The most severe reaction you can get to a drug is called anaphylaxis. Anaphylaxis can occur minutes to hours after the taking of the drug. The result is symptoms of shortness of breath, swelling of the face or body, abdominal pain or cramps, dizziness, diarrhea, fainting, hives, nausea and vomiting and a rapid pulse. There can be heart palpitations along with the shortness of breath.
The diagnosis of allergic reactions to drugs includes a careful history and physical examination. Doctors look for hives, low blood pressure and facial swelling. They can do skin testing to see if the drug causes a local reaction when injected just beneath the skin. Skin testing does not exist for all drugs so it is not completely a good test. Sometimes you just have to try taking the medication in order to know if you are able to take the medication at all.
The treatment of drug allergies must begin with stopping the drug causing the reaction. Medications that work well to control the symptoms include bronchodilator in the form of inhalers that open up the airways.

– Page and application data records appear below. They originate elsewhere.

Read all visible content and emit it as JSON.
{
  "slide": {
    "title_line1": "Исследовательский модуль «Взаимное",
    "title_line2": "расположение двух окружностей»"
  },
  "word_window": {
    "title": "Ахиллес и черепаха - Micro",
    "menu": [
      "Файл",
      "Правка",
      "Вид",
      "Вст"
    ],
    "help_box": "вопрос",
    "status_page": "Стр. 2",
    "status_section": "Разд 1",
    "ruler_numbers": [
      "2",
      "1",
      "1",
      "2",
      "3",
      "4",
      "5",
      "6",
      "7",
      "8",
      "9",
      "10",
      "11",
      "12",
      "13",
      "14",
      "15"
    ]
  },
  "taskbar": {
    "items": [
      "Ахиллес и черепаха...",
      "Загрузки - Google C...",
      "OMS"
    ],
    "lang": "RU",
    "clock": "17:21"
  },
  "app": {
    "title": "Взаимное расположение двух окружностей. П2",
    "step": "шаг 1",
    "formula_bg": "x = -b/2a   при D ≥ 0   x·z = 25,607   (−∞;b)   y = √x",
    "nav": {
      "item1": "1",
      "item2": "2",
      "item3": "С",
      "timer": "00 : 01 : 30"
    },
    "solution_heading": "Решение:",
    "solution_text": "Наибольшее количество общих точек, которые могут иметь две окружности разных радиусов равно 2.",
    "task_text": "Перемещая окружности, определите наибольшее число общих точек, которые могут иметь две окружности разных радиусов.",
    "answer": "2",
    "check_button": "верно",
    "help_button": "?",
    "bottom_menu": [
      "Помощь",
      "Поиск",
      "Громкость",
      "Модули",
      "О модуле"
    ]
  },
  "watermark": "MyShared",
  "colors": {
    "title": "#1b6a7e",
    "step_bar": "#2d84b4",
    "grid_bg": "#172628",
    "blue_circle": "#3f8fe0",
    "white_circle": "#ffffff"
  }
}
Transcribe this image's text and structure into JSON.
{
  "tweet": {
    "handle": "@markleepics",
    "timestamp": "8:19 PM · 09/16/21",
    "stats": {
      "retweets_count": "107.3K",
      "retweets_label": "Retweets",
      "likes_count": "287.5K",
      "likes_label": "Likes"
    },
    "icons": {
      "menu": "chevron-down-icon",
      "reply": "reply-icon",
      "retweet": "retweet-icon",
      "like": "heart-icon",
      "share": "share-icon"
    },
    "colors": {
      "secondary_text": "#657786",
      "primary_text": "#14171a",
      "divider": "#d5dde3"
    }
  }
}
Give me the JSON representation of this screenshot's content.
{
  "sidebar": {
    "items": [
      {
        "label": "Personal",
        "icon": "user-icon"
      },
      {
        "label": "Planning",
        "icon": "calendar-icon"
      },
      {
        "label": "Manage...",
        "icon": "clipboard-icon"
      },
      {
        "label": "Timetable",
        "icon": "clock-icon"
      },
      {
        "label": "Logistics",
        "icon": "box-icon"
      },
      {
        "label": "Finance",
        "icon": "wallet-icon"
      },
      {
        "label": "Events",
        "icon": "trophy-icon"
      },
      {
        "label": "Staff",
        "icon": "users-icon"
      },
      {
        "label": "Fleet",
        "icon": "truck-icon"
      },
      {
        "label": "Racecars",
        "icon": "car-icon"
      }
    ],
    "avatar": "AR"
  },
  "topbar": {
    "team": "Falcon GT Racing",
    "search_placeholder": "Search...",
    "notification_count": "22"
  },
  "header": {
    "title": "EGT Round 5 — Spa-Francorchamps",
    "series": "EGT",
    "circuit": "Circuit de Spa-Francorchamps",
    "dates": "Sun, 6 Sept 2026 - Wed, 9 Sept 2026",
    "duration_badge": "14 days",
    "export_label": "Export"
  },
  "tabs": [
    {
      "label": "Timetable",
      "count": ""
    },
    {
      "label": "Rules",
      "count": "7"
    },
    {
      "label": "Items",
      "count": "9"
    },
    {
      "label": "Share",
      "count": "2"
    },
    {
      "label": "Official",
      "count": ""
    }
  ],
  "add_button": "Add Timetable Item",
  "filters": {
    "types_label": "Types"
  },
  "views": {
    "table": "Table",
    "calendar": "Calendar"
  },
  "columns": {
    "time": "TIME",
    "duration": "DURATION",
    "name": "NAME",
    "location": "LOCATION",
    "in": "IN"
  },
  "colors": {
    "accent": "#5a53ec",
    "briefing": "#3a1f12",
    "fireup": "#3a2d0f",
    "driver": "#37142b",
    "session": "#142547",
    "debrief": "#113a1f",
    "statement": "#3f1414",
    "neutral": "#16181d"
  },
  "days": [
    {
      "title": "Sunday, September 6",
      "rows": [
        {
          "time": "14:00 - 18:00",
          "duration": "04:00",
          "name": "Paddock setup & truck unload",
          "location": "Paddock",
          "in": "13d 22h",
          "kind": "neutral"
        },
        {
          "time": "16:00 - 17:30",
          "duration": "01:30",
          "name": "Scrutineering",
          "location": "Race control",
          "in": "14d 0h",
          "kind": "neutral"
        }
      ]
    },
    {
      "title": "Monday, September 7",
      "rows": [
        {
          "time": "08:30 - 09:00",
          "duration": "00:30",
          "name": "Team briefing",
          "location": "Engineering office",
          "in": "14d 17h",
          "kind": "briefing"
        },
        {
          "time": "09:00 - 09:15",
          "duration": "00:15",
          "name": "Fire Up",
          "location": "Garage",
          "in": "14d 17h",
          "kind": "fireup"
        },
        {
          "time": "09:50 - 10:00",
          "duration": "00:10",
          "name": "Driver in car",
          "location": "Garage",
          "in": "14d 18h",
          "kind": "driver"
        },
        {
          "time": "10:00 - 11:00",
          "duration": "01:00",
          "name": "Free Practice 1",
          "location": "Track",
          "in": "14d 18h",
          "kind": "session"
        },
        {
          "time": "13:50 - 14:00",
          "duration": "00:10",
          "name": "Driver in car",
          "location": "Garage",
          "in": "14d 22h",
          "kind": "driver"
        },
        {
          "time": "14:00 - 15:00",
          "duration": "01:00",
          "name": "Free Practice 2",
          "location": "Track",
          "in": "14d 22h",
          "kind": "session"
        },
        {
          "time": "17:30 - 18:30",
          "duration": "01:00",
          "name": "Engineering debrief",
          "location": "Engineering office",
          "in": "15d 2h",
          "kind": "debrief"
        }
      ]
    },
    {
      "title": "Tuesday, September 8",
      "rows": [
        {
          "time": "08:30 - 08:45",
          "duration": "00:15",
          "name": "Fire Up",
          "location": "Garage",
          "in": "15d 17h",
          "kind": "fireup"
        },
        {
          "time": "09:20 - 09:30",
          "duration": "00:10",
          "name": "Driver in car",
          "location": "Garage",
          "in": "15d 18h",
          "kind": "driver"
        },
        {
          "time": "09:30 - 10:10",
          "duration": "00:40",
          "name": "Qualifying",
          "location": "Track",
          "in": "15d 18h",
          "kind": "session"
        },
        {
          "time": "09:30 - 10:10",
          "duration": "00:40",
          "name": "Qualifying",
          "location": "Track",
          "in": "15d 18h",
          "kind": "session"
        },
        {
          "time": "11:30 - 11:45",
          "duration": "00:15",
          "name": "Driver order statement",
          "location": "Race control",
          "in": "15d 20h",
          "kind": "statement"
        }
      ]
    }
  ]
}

Benadryl is used to relieve itching and hives and is the most commonly used medication for medication allergies. Corticosteroids work well via an IV, intramuscular or oral route to decrease inflammation. Topical corticosteroids are used for itchy rashes related to medication allergies. The most severe reactions, such as anaphylaxis, are treated with epinephrine, which is given by subcutaneous or intravenous routes in order to treat the symptoms. Document the drug allergy on the medical record so that the drug or related drugs are not given again. It is possible to desensitize the person against the medication by giving tiny doses and increasing the dose so that the individual is no longer allergic to the drug
Complications of drug allergies include asthma that occurs after the medication is stopped, angioedema, which is a severe reaction involving swelling of the lungs, tongue or throat. Anaphylaxis is a severe complication of the disease. If you have symptoms of a drug allergy, you need to see a doctor as soon as possible.LEGAL HELPLINE: ☎ 855 804 7125
The author of the substantive medical writing on this website is Dr. Christine Traxler MD whose biography can be read here